He was 8. Maybe 9. And boy, was he excited.
This was the weekend he and his Pop Warner League football team were taking the trip of a lifetime, a voyage from York County to Beaver Stadium to see Penn State play a football game. He had never seen a stadium that large. He had never seen football players that big in person. He had never experienced the game he loved quite like this.
And, he wasn’t going to on that day either, he feared.
“We get to the gate, and I’m trying to find my ticket,” Red Land High School graduate Kirk Ciarrocca recalls of his first trip to the massive stadium he sat in Wednesday. “I lost my ticket.”
His coach, a gentlemen named Mr. Poettiger, happened to be standing in front of him in line and felt the youngster’s tug on his arm. He noticed the worry in his eyes.
“I’m thinking I’m not going to be able to get in. I wanted to go to Beaver Stadium to watch the Nittany Lions play, and I wanted to hear that (Lions roar sound playing on the public address system) in person,” Ciarrocca said, showing off his dead-on impersonation of the roar. “I still remember, he’s like ‘Just get in real tight behind me.’ He gave the guy his ticket and I squeezed right in by with him.”
The missing piece? Of course, Ciarrocca isn’t going to have to sneak into Beaver Stadium anymore. The Lewisberry native who dreamed of being a Nittany Lion finally is one, and fair or not, the expectations are that he’s a missing-piece type of addition to the Penn State football team.
He’s the experienced offensive coordinator for a team that needed one. He’s the fresh eyes on a potent scheme that started to look somewhat stale in year four of its existence last season. He’s the guy replacing Ricky Rahne who, also fair or not, was seen as an offensive coordinator who couldn’t have gotten these Nittany Lions where they ultimately want to go.
Ciarrocca will be viewed as the guy who can.
Getting the job done: There isn’t much evidence he’ll be better than Rahne. Not yet, anyway.
But there’s not much difference between that little kid who would do anything to get into Beaver Stadium all those years ago and the 54-year-old who has gotten job after job in college football for nearly three decades. Ciarrocca has always done what it takes to get the job done.
“We’ve been fairly successful over the last number of years, and with different coordinators,” Penn State head coach James Franklin said. “So I don’t feel like we needed to go hire someone to blow it up and start all over. Question is, do we have someone that’s experienced enough and has enough humility that will come in and say, ‘OK, I’m secure enough and comfortable enough that this is how I do things.’ ”

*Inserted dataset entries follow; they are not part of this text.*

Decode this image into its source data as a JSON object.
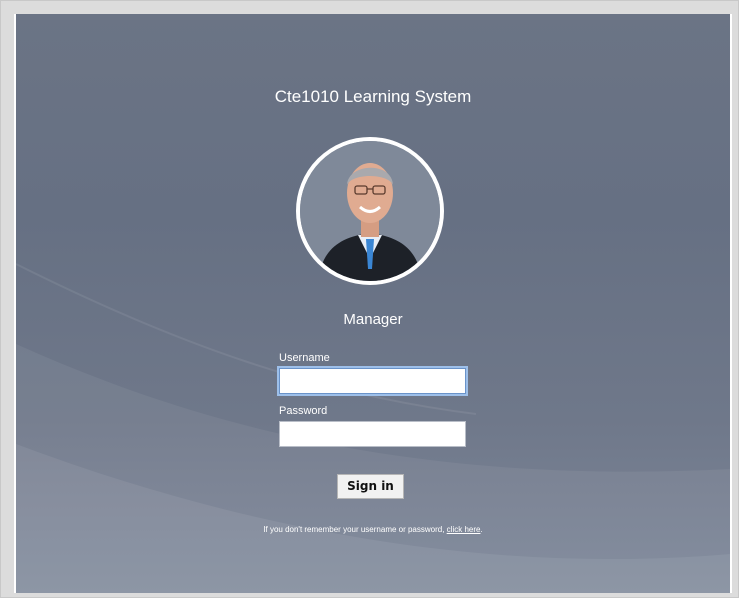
{
  "app": {
    "title": "Cte1010 Learning System"
  },
  "profile": {
    "role": "Manager",
    "avatar_icon": "person-portrait"
  },
  "login": {
    "username_label": "Username",
    "username_value": "",
    "password_label": "Password",
    "password_value": "",
    "signin_label": "Sign in",
    "help_text": "If you don't remember your username or password, ",
    "help_link": "click here",
    "help_suffix": "."
  },
  "colors": {
    "background": "#6b7485",
    "text": "#ffffff",
    "focus": "#6a93c9"
  }
}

Comfort level a big selling point: Comfort level was the big selling point for Ciarrocca, as well.
After all, he didn’t have to leave Minnesota, where he put together the offense that led the Golden Gophers to its best season in a century in 2019.
Franklin raved about the brilliant simplicity of Ciarrocca’s offense at Minnesota not Wednesday, but Nov. 5, four days before the Gophers passing game made Penn State’s defense look helpless in a 31-26 loss at TCF Bank Stadium.
Offense won't be blown up: When Franklin says he doesn’t want to “blow up” the offense Joe Moorhead and Rahne developed over the last few seasons, he means it.
Statistically, it is among the best in the nation with some measure of consistency. He clearly expects Ciarrocca will tweak what the Nittany Lions were doing, not make the Nittany Lions do what the Golden Gophers were doing successfully, and that’s the path to getting the offense to become even better.
He used a fullback when he was offensive coordinator at Western Michigan, but not at Minnesota.
Tanner Morgan lined up under center a lot more for the Gophers last year than Sean Clifford will for Penn State this year.
He had two all-conference receivers last season, but he might not this year.
Adjusting to his players: Either way, Ciarrocca will adjust to what his players can do best. That’s what he has been able to do consistently. That’s why he has been a successful offensive coordinator.
“We’ve always been able to build around the strengths of our players,” Ciarrocca said. “One of the things that really excited me is taking some of the things they’ve already done to take advantage of the strengths of their quarterback and incorporate that into the system to make it harder to defend.
“I’ve been in the penthouse and the outhouse. Luckily, I’ve been in the penthouse a lot more than the outhouse. Every time I’ve been in the penthouse I’ve had really good players around me. It’s a system that we developed that fits and has answers. We know what the answers are. We know how to move our pieces as the defensive people move their pieces to put ourselves in the best possible situation. The core philosophy of what I believe in that makes you a successful offense have been with me for a long time.”
Returning home: He’s finally home, where he always wanted to be, and for Penn State, maybe that will turn out to be the move that turns hoping for a championship into playing for one.
There’s a lot of dreams riding on the man that little kid who lost his ticket to the Penn State game back in the 1970s grew into being.
The next big ticket, the one to the elusive College Football Playoff, he just might help them punch.